What the exercise asks: Each line below must be written out exactly as shown.
════════════════
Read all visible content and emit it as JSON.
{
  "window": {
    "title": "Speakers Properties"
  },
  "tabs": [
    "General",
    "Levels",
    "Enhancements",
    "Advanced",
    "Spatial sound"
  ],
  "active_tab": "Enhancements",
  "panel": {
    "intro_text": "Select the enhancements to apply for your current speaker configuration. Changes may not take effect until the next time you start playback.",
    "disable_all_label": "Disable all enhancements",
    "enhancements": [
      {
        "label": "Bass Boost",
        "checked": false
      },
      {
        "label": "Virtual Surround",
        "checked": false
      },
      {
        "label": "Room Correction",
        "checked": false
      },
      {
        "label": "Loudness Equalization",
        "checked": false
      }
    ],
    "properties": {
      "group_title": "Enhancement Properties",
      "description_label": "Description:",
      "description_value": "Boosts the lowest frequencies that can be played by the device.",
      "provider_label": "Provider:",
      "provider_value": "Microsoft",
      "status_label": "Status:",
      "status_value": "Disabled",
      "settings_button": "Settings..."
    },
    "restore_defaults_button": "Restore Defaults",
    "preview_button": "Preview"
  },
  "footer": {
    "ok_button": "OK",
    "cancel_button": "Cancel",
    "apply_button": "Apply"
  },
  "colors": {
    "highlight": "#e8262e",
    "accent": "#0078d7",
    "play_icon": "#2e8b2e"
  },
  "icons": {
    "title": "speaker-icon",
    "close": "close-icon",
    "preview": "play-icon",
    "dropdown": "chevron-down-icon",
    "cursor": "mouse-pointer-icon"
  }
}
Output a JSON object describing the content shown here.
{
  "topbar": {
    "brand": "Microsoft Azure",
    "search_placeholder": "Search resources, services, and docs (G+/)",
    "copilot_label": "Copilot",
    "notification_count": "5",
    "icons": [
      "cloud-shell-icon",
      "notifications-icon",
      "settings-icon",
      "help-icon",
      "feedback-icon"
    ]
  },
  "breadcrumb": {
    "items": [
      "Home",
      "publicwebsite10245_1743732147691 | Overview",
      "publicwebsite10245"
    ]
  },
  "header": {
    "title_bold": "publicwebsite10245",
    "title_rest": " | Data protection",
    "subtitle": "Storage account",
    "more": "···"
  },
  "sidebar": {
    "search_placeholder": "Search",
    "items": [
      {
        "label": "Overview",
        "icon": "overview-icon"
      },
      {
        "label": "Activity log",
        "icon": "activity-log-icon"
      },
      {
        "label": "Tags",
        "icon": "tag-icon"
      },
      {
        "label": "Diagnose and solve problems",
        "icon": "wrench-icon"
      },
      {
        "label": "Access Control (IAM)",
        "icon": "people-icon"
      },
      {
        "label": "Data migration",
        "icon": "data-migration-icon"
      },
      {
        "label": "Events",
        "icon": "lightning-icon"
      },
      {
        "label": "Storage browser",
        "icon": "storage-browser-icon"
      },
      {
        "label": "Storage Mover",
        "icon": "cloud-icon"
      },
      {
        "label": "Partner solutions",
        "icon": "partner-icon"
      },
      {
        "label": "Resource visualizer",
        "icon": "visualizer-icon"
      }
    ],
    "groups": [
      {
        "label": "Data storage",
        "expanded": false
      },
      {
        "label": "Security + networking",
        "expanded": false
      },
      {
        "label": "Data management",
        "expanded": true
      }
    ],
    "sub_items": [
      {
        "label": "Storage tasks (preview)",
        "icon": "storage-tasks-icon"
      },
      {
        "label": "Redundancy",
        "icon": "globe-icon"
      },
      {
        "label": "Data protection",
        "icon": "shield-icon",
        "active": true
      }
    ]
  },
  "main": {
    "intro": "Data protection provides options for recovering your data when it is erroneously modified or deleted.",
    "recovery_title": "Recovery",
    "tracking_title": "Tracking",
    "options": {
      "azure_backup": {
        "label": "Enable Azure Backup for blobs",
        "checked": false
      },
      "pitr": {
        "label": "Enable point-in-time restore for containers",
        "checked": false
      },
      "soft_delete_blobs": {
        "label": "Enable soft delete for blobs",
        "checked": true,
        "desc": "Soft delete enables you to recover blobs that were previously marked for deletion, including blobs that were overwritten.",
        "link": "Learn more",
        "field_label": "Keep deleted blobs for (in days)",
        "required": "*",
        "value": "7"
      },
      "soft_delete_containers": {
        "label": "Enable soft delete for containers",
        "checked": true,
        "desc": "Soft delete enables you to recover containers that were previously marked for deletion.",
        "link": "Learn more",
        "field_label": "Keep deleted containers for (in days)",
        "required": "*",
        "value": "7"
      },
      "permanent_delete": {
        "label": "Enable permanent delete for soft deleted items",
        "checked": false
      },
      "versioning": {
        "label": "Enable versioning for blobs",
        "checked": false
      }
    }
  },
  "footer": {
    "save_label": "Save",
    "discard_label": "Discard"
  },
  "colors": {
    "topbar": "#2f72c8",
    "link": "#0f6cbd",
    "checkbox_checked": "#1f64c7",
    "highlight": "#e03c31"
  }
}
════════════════
Finished task:
Read all visible content and emit it as JSON.
{
  "window": {
    "title": "Speakers Properties"
  },
  "tabs": [
    "General",
    "Levels",
    "Enhancements",
    "Advanced",
    "Spatial sound"
  ],
  "active_tab": "Enhancements",
  "panel": {
    "intro_text": "Select the enhancements to apply for your current speaker configuration. Changes may not take effect until the next time you start playback.",
    "disable_all_label": "Disable all enhancements",
    "enhancements": [
      {
        "label": "Bass Boost",
        "checked": false
      },
      {
        "label": "Virtual Surround",
        "checked": false
      },
      {
        "label": "Room Correction",
        "checked": false
      },
      {
        "label": "Loudness Equalization",
        "checked": false
      }
    ],
    "properties": {
      "group_title": "Enhancement Properties",
      "description_label": "Description:",
      "description_value": "Boosts the lowest frequencies that can be played by the device.",
      "provider_label": "Provider:",
      "provider_value": "Microsoft",
      "status_label": "Status:",
      "status_value": "Disabled",
      "settings_button": "Settings..."
    },
    "restore_defaults_button": "Restore Defaults",
    "preview_button": "Preview"
  },
  "footer": {
    "ok_button": "OK",
    "cancel_button": "Cancel",
    "apply_button": "Apply"
  },
  "colors": {
    "highlight": "#e8262e",
    "accent": "#0078d7",
    "play_icon": "#2e8b2e"
  },
  "icons": {
    "title": "speaker-icon",
    "close": "close-icon",
    "preview": "play-icon",
    "dropdown": "chevron-down-icon",
    "cursor": "mouse-pointer-icon"
  }
}
Output a JSON object describing the content shown here.
{
  "topbar": {
    "brand": "Microsoft Azure",
    "search_placeholder": "Search resources, services, and docs (G+/)",
    "copilot_label": "Copilot",
    "notification_count": "5",
    "icons": [
      "cloud-shell-icon",
      "notifications-icon",
      "settings-icon",
      "help-icon",
      "feedback-icon"
    ]
  },
  "breadcrumb": {
    "items": [
      "Home",
      "publicwebsite10245_1743732147691 | Overview",
      "publicwebsite10245"
    ]
  },
  "header": {
    "title_bold": "publicwebsite10245",
    "title_rest": " | Data protection",
    "subtitle": "Storage account",
    "more": "···"
  },
  "sidebar": {
    "search_placeholder": "Search",
    "items": [
      {
        "label": "Overview",
        "icon": "overview-icon"
      },
      {
        "label": "Activity log",
        "icon": "activity-log-icon"
      },
      {
        "label": "Tags",
        "icon": "tag-icon"
      },
      {
        "label": "Diagnose and solve problems",
        "icon": "wrench-icon"
      },
      {
        "label": "Access Control (IAM)",
        "icon": "people-icon"
      },
      {
        "label": "Data migration",
        "icon": "data-migration-icon"
      },
      {
        "label": "Events",
        "icon": "lightning-icon"
      },
      {
        "label": "Storage browser",
        "icon": "storage-browser-icon"
      },
      {
        "label": "Storage Mover",
        "icon": "cloud-icon"
      },
      {
        "label": "Partner solutions",
        "icon": "partner-icon"
      },
      {
        "label": "Resource visualizer",
        "icon": "visualizer-icon"
      }
    ],
    "groups": [
      {
        "label": "Data storage",
        "expanded": false
      },
      {
        "label": "Security + networking",
        "expanded": false
      },
      {
        "label": "Data management",
        "expanded": true
      }
    ],
    "sub_items": [
      {
        "label": "Storage tasks (preview)",
        "icon": "storage-tasks-icon"
      },
      {
        "label": "Redundancy",
        "icon": "globe-icon"
      },
      {
        "label": "Data protection",
        "icon": "shield-icon",
        "active": true
      }
    ]
  },
  "main": {
    "intro": "Data protection provides options for recovering your data when it is erroneously modified or deleted.",
    "recovery_title": "Recovery",
    "tracking_title": "Tracking",
    "options": {
      "azure_backup": {
        "label": "Enable Azure Backup for blobs",
        "checked": false
      },
      "pitr": {
        "label": "Enable point-in-time restore for containers",
        "checked": false
      },
      "soft_delete_blobs": {
        "label": "Enable soft delete for blobs",
        "checked": true,
        "desc": "Soft delete enables you to recover blobs that were previously marked for deletion, including blobs that were overwritten.",
        "link": "Learn more",
        "field_label": "Keep deleted blobs for (in days)",
        "required": "*",
        "value": "7"
      },
      "soft_delete_containers": {
        "label": "Enable soft delete for containers",
        "checked": true,
        "desc": "Soft delete enables you to recover containers that were previously marked for deletion.",
        "link": "Learn more",
        "field_label": "Keep deleted containers for (in days)",
        "required": "*",
        "value": "7"
      },
      "permanent_delete": {
        "label": "Enable permanent delete for soft deleted items",
        "checked": false
      },
      "versioning": {
        "label": "Enable versioning for blobs",
        "checked": false
      }
    }
  },
  "footer": {
    "save_label": "Save",
    "discard_label": "Discard"
  },
  "colors": {
    "topbar": "#2f72c8",
    "link": "#0f6cbd",
    "checkbox_checked": "#1f64c7",
    "highlight": "#e03c31"
  }
}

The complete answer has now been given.